Watching Beayni deliver that message at a recent disability conference in Toronto, one can't help be moved by the seemingly boundless energy and enthusiasm she exudes while telling her daughter's story.
But Beayni, like any mother, isn't immune from exhaustion. The degree of planning that her daughter's life requires makes for little spontaneity in the lives of the Beayni family, which includes dad Simon and 18-year-old sister Nicole. The constant stream of volunteers that comes into the family home to support Rebecca means their life is essentially an open book.
"Love for our daughter" is the driving force that helps the family overcome those hurdles, said Beayni, who was off to Gananoque, Ont., with Rebecca after the Toronto conference to address a meeting of Family Alliance Ontario.
"She's an amazing woman. An inspiration, I know, for Rebecca's life and anyone who comes in contact with her," Anna Mongillo, a close friend of Rebecca's, said of Beayni. "She's committed to seeing Rebecca grow and achieve all her dreams, but she has that same goal for other people with disabilities as well."
The two girls have known each other since Rebecca invited Anna to dance with her in a church group some five years ago. Mongillo, 23, is just one of the many able-bodied friends that help make Rebecca's life a fulfilling one.
"Typically, in our society, someone like Rebecca (after completing high school) would go into a day program where she basically wouldn't do anything," said Beayni. "It would be custodial care all day long."
Although Rebecca can't speak, those who know her well can tell what makes her happy through her facial expressions. To that end, Beayni lets her daughter make her own choices. That has led to volunteer work at the Royal Ontario Museum and at shelters for troubled youth.
Given the barriers in society for the disabled, Beayni has to work hard to make Rebecca's dreams possible.
"Mothers are essential to this whole thing," said Helen Healy of the Bloorview MacMillan Children's Centre in Toronto. "I think bringing up any child would present a challenge, but if you have a child that has special needs... you have the challenge of supporting them."
That means often fighting advocacy battles and putting systems in place so the child can develop and learn. And planning for 'what happens when we're no longer here' becomes crucial for parents of disabled children.
Like any other family, the Beaynis are planning for the future. Simon, a builder, is hard at work on a new home with a separate, three-bedroom apartment for Rebecca. It will give her a degree of independence, but her parents will still be close at hand.
And over the past 12 years, Beayni has worked tirelessly to put together what she calls a circle of support for Rebecca.

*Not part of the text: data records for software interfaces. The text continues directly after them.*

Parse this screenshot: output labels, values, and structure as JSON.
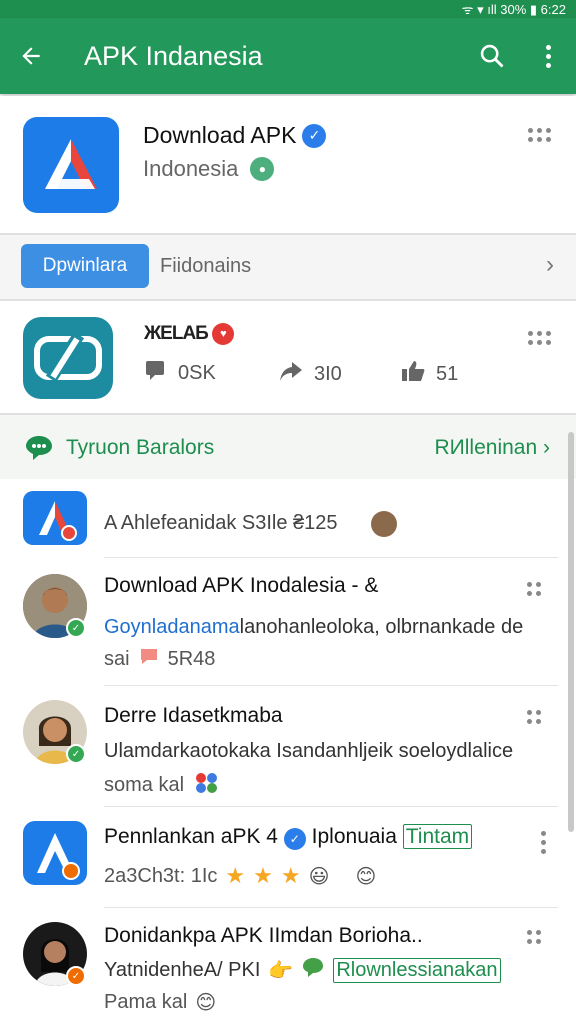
{
  "status_bar": {
    "right_text": "ᯤ ▾ ıll 30% ▮ 6:22"
  },
  "app_bar": {
    "title": "APK Indanesia"
  },
  "featured": {
    "name": "Download APK",
    "subtitle": "Indonesia"
  },
  "tabs": {
    "active": "Dpwinlara",
    "second": "Fiidonains"
  },
  "featured2": {
    "name": "ЖЕLAБ",
    "stats": [
      {
        "icon": "comment-icon",
        "value": "0SK"
      },
      {
        "icon": "share-icon",
        "value": "3I0"
      },
      {
        "icon": "like-icon",
        "value": "51"
      }
    ]
  },
  "section": {
    "title": "Tyruon Baralors",
    "link": "RИlleninan"
  },
  "list": [
    {
      "kind": "app",
      "title": "A Ahlefeanidak S3Ile ₴125"
    },
    {
      "kind": "person",
      "title": "Download APK Inodalesia - &",
      "body_blue": "Goynladanama",
      "body": "lanohanleoloka, olbrnankade de",
      "meta": "sai",
      "meta_tag": "5R48"
    },
    {
      "kind": "person",
      "title": "Derre Idasetkmaba",
      "body": "Ulamdarkaotokaka Isandanhljeik soeloydlalice",
      "meta": "soma kal"
    },
    {
      "kind": "app",
      "title": "Pennlankan aPK 4",
      "title_tail": "Iplonuaia",
      "title_green": "Tintam",
      "meta": "2a3Ch3t: 1Ic"
    },
    {
      "kind": "person",
      "title": "Donidankpa APK IImdan Borioha..",
      "body": "YatnidenheA/ PKI",
      "body_green": "Rlownlessianakan",
      "meta": "Pama kal"
    }
  ],
  "colors": {
    "primary": "#22985a",
    "accent": "#3d8fe3"
  }
}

The type of government funding required for her daughter to pursue her ambitions just doesn't exist, so friends and volunteers from the community are invited to become part of Rebecca's life. They work, play, and socialize with her, each giving their time freely.
"These are not paid service providers, these are people in the community who have become her friends," said Beayni. Those who become involved in Rebecca's life quickly learn that it's not a one-sided relationship.
"Individuals, even though they may be totally dependant, have gifts to share," she said. "It's not just about Rebecca, it's about building better communities."